ACTIVITY:
Go over the lines below, and when one contains the word "letter", copy it.

■ ■ ■

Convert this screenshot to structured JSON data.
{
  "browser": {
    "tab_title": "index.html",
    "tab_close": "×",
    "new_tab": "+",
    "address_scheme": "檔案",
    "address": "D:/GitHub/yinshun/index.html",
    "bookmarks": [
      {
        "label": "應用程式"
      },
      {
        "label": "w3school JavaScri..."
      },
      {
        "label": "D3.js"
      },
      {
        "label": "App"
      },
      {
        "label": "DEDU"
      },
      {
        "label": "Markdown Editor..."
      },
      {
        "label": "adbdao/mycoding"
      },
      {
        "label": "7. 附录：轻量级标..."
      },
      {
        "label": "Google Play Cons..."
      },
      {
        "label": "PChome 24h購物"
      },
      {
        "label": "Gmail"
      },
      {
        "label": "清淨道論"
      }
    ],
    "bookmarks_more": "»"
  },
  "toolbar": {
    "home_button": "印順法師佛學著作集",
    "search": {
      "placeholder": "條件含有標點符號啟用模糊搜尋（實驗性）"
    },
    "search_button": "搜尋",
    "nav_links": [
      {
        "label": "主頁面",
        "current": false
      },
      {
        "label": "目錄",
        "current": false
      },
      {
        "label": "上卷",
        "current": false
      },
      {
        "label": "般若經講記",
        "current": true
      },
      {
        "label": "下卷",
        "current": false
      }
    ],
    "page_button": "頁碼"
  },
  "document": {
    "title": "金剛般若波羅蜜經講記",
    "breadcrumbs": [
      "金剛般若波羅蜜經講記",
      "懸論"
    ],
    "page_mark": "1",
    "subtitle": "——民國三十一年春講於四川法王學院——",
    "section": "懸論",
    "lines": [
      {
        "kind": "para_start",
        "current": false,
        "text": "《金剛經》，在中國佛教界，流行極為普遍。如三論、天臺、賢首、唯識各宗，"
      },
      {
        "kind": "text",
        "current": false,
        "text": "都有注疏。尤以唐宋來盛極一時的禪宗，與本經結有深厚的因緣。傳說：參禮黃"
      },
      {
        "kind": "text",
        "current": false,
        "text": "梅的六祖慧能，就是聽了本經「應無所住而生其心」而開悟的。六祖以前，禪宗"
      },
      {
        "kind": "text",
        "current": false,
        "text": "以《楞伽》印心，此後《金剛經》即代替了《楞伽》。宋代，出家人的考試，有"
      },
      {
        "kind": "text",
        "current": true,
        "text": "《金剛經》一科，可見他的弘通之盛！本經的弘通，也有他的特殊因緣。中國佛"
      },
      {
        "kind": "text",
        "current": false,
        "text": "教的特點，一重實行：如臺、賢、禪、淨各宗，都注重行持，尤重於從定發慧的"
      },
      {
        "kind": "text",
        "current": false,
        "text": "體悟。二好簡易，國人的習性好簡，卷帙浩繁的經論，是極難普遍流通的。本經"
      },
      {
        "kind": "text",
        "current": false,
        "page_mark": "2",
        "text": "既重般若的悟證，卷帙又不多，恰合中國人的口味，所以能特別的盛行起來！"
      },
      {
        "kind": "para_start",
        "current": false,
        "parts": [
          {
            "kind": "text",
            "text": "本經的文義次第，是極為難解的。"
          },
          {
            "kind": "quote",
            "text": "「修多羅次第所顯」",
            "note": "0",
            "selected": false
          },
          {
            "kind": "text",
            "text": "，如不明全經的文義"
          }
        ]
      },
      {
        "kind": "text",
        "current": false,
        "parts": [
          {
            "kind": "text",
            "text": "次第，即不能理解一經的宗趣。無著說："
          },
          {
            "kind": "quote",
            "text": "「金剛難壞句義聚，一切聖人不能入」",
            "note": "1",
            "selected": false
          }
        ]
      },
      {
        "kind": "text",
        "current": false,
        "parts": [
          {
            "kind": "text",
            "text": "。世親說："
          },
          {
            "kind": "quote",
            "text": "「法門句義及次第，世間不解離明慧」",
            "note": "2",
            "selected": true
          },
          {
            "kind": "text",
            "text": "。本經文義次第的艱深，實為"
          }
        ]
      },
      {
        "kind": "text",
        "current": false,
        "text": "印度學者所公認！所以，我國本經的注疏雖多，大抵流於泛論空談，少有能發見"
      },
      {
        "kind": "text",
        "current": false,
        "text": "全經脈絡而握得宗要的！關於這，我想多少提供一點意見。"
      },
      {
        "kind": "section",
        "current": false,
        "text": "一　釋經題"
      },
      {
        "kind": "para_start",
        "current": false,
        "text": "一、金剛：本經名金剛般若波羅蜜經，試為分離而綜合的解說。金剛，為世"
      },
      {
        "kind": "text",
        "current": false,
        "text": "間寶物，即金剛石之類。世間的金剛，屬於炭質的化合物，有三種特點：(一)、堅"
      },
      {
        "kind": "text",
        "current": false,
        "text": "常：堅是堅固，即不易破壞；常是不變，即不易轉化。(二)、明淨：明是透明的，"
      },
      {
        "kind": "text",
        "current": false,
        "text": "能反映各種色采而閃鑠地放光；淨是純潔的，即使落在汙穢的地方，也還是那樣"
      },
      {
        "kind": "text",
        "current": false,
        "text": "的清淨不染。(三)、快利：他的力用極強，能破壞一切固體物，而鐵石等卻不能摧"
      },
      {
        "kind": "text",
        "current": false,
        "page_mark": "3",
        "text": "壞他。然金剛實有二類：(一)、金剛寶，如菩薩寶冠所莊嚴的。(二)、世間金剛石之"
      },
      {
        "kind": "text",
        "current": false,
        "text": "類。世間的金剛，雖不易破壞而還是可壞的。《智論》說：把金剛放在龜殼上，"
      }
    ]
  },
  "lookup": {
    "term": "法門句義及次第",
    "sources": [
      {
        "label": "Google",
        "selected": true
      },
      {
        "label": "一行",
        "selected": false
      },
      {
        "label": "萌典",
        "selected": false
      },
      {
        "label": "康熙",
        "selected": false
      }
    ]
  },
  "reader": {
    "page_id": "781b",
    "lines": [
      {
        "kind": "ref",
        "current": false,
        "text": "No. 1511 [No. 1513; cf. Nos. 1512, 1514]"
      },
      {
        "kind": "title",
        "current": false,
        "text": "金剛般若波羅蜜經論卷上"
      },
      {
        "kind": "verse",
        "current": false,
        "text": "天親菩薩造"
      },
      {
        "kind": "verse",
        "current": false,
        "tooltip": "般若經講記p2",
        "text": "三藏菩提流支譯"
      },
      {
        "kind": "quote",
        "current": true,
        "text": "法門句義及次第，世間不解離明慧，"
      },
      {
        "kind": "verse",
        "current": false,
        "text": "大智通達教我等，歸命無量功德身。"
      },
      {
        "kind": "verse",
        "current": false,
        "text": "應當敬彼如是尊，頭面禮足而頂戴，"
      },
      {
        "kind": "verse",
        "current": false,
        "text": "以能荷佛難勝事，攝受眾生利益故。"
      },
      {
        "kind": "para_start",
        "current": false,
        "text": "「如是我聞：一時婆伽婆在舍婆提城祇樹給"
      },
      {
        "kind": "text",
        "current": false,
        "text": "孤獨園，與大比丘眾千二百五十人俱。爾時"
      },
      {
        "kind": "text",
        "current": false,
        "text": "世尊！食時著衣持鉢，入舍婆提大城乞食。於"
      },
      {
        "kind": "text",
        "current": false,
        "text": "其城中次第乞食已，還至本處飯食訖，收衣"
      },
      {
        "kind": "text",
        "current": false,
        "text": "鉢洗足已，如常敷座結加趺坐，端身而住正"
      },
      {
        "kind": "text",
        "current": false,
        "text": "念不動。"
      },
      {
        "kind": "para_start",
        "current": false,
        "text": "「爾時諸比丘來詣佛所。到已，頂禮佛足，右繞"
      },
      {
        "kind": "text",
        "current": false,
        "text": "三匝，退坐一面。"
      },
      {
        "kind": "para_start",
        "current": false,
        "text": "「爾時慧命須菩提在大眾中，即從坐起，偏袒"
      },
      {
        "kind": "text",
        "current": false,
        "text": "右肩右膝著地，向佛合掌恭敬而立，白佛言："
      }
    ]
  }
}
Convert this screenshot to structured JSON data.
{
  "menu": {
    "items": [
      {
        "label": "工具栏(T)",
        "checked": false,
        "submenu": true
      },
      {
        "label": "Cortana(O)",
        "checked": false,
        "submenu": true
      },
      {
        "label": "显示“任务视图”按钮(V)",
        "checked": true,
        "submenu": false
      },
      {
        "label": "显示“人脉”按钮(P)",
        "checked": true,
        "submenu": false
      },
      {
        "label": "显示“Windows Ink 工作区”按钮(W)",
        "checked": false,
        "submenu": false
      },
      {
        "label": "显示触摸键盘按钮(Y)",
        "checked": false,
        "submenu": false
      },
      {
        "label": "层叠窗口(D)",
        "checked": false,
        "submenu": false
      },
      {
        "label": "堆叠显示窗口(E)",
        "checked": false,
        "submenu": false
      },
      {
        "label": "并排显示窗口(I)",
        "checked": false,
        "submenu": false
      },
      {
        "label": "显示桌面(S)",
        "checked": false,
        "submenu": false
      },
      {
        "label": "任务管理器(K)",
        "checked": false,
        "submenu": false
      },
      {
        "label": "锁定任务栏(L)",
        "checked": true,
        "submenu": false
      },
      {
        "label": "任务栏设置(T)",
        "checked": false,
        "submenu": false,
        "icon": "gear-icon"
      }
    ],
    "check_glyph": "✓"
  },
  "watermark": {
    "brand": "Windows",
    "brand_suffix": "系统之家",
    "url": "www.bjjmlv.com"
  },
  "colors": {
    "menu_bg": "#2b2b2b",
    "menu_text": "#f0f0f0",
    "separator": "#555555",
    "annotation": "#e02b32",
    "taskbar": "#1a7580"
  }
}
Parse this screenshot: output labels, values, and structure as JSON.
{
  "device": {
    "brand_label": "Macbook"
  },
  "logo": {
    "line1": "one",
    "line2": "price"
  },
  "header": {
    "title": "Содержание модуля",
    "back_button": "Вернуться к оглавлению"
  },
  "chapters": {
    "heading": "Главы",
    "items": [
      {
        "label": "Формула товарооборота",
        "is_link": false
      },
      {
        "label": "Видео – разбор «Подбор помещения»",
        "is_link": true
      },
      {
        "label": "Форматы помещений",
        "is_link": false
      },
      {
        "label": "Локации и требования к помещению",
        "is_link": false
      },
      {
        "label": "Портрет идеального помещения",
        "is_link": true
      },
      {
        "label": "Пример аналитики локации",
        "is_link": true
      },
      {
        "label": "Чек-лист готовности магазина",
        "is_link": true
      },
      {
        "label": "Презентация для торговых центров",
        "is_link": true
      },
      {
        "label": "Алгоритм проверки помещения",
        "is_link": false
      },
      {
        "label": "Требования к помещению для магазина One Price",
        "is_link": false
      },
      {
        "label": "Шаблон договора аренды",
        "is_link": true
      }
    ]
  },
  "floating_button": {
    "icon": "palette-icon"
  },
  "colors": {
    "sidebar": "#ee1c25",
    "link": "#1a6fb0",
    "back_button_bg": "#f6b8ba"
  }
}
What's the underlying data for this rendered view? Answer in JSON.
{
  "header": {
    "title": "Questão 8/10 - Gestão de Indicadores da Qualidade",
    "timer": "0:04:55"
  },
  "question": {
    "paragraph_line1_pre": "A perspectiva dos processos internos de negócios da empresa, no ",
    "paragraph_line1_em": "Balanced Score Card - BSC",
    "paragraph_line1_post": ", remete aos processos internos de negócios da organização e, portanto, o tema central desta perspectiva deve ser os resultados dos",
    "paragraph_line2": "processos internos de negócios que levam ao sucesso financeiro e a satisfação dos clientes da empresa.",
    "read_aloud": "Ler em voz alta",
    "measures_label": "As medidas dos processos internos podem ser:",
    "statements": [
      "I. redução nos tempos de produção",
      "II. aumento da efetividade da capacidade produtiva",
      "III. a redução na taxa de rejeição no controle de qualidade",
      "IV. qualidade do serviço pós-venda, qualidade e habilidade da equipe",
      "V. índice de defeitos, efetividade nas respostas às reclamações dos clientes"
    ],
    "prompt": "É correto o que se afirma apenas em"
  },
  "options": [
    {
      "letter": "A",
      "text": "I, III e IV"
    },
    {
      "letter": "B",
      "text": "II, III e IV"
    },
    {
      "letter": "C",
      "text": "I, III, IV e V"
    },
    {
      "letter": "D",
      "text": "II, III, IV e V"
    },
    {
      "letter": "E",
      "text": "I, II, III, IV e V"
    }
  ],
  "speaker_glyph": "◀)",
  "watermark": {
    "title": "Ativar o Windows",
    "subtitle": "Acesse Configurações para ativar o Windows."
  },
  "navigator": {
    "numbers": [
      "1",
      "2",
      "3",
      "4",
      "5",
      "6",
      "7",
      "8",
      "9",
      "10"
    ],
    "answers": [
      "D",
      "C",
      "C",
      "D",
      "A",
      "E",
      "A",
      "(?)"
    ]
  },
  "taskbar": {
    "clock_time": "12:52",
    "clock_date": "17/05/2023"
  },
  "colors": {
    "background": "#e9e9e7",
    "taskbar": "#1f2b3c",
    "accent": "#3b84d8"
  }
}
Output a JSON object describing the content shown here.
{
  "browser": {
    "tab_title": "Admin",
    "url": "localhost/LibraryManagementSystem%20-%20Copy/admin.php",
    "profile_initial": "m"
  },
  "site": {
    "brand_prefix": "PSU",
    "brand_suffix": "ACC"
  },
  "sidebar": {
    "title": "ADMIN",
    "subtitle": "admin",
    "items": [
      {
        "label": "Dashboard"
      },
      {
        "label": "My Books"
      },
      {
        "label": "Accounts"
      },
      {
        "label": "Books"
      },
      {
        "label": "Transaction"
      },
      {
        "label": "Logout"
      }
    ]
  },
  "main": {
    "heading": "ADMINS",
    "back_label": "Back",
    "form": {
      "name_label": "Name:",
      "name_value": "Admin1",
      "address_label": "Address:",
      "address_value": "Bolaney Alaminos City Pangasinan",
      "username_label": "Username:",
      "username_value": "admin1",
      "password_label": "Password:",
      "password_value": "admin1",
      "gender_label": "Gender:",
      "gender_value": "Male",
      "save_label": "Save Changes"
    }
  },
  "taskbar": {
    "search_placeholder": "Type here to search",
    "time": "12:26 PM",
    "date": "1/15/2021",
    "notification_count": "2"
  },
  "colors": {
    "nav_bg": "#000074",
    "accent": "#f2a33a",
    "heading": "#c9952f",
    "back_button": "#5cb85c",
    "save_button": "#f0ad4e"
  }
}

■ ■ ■

RESPONSE:
      "letter": "A",
      "letter": "B",
      "letter": "C",
      "letter": "D",
      "letter": "E",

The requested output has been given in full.